── Material shown ──

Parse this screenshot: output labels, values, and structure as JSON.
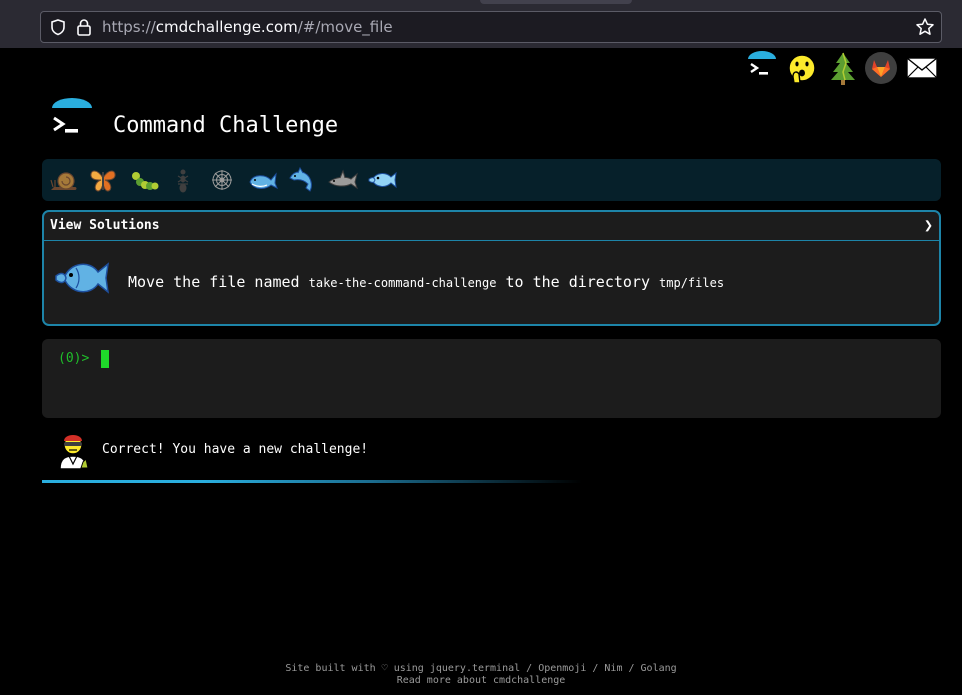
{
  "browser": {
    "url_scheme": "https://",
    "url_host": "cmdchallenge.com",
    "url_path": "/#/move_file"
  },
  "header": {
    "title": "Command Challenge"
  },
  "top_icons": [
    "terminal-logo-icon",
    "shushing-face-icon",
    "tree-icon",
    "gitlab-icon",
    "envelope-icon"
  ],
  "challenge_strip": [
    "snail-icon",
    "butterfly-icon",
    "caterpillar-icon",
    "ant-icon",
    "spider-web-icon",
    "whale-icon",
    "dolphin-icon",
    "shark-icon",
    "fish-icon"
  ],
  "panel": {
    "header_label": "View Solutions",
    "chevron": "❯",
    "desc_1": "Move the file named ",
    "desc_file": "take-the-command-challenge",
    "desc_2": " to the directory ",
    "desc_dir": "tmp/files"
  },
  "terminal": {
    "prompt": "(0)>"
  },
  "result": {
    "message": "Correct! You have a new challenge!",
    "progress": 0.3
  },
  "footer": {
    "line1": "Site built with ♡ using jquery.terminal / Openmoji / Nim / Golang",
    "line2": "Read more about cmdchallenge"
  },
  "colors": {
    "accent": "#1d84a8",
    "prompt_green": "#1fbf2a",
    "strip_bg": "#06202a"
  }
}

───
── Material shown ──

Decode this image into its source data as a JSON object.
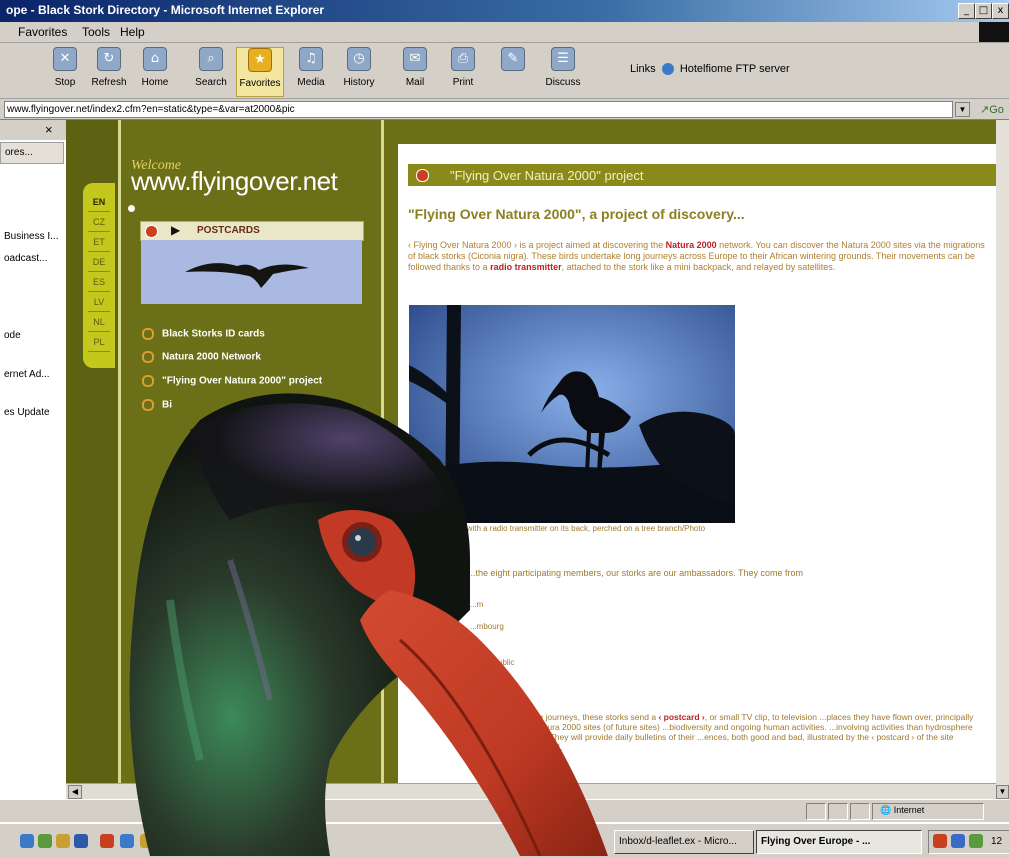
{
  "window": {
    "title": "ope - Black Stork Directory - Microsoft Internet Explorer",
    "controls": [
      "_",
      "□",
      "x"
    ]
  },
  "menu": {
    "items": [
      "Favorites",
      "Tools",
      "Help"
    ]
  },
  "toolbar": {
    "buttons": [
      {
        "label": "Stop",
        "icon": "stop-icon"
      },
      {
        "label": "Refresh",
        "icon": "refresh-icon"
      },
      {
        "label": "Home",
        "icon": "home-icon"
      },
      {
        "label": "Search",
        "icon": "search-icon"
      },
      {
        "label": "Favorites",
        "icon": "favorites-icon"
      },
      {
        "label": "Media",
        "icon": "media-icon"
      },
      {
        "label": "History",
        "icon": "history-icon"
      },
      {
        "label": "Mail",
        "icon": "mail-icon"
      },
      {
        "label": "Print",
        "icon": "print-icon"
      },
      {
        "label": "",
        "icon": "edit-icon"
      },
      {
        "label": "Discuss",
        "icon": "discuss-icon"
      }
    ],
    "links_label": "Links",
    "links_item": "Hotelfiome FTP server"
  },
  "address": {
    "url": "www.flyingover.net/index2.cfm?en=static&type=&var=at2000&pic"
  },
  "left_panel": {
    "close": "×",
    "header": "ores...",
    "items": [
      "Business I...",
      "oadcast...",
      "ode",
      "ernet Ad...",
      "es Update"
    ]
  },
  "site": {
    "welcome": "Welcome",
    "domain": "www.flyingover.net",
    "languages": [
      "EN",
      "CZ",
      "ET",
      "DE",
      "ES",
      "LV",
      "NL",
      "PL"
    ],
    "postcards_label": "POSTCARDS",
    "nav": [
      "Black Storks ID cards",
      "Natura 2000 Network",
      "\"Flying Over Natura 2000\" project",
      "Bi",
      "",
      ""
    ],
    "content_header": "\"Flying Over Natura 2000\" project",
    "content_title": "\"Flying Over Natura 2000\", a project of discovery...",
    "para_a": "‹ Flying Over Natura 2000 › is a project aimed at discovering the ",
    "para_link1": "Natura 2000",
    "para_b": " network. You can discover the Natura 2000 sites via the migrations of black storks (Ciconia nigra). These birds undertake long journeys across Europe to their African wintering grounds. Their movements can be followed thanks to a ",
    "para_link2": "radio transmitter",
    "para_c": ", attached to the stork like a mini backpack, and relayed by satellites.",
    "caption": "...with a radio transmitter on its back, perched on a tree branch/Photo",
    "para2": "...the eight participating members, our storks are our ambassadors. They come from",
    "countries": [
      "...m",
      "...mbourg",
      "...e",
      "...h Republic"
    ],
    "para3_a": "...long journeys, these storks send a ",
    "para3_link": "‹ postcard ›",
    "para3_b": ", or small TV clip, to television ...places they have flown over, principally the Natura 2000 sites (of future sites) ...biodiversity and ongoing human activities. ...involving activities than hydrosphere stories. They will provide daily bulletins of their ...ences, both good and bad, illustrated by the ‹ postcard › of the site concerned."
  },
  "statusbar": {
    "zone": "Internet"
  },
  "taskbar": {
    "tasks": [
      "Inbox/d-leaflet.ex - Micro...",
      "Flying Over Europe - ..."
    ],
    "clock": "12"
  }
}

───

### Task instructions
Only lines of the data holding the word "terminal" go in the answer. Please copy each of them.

### Output below
    "terminal-logo-icon",
  "terminal": {
    "line1": "Site built with ♡ using jquery.terminal / Openmoji / Nim / Golang",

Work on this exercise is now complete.